I like to think of myself as being careful about not ‘collecting’ too many things. This is clearly a delusion on my part, but please play along.
But I have learned that if you start to collect something, before you know it you’ll have tons of it, and then it will go out of fashion. Now what? You feel bad because you once loved these things, but you don’t want to display them anymore. So you tuck them away somewhere or you ‘get rid of them’. Sounds sinister. Like a transaction taking place in a dark alley somewhere.
Pssst! Hey you … want to buy some chintzware? Good quality stuff man.
So like I said, I try to be careful.
If people ask, I don’t collect stuff. But in reality, I can’t help myself sometimes. Maybe the true story is that I try to never pay more than a few dollars for the stuff I collect. Like my vintage clocks. Almost all purchased for less than $5 each. Or my aqua and white pottery. Almost all purchased at garage sales for less than $10 each (or dug up out of the neighbor’s yard). Thus when I get tired of these, I don’t feel bad about getting rid of them.

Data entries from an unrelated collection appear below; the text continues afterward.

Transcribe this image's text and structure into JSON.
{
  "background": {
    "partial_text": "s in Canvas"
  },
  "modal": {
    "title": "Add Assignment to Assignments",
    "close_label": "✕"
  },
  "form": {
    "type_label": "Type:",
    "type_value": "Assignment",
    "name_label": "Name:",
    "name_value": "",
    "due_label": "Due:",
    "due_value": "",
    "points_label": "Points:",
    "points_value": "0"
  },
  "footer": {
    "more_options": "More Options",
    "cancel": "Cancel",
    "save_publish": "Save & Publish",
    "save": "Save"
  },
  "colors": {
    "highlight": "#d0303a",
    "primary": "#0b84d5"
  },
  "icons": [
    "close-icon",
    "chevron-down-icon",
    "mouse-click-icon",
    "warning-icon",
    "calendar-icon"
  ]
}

Which brings me to my chintzware. If you don’t know what chintzware is, to simplify things, I’ll tell you that it’s basically china with an allover pattern that is transferred on (not hand painted). It was popular in the 20’s and 30’s, but fell out of vogue in the 40’s and 50’s. There was a resurgence in the 90’s prompted in no small part by Victoria magazine (as my reader Victoria commented earlier) and people started collecting vintage pieces and new chintzware began being produced as well. And in a similar fashion, I think it has gone back out of style today for much the same reasons it did in the 40’s and 50’s. People are looking for more clean lines and Scandinavian design once again, and less of the shabby chic floral look.
But … I have my little collection. And I still think it’s lovely. I keep some of it in a glass fronted cabinet on my front porch, and some of it in my summer house. And although I’m not trying to add to my collection, when I see a gorgeous vintage tea pot in the Lord Nelson pattern called Rose Time for $10 at a garage sale, I buy it. And it was extra fun to realize that I already had the matching creamer and sugar bowl.
Another of my favorite pieces is one that my friend Sue also found for me at a garage sale.
I especially love the birds that are included in this pattern.
This pair of plates are in another pattern with birds that is made by Royal Tudor Ware.
Shelley names their patterns, and this tea cup is in a pattern called Rock Garden.
This tiny little creamer is one of my favorites, and the pattern is naturally called Hydrangea and it was produced by James Kent. My friend Jeanne brought this one home from California for me knowing how much I love both chintz and hydrangeas!
I think the English pieces are the prettiest. I try to stick with mainly English pieces, but chintzware was also made in Japan. This sugar and creamer are Japanese pieces.
I do have a couple of reproduction pieces that are not vintage. The differences between vintage pieces and reproductions are easily discernible, I think. The new pieces are thicker and not as delicate as the vintage. The colors seem to be a bit brighter and to me they just simply look ‘new’.
This is a reproduction of Sophie by James Sadler.
While researching for this post, I saw this exact teapot being sold on eBay for $269.99 and the description says “Very Rare Exquisite English Sadler Sophie Yellow Chintz Teapot Mint in Box”.
The ad includes a picture of the mark on the bottom, which matches the mark on the bottom of my reproduction teapot. In other words, this is a reproduction being sold as ‘very rare’ on eBay for a crazy price. I hope no one was taken in.
So, there you have it. My chintzware non-collection. One of these days I might sell it in a dark alley somewhere, but for now I think I’ll hang on to it.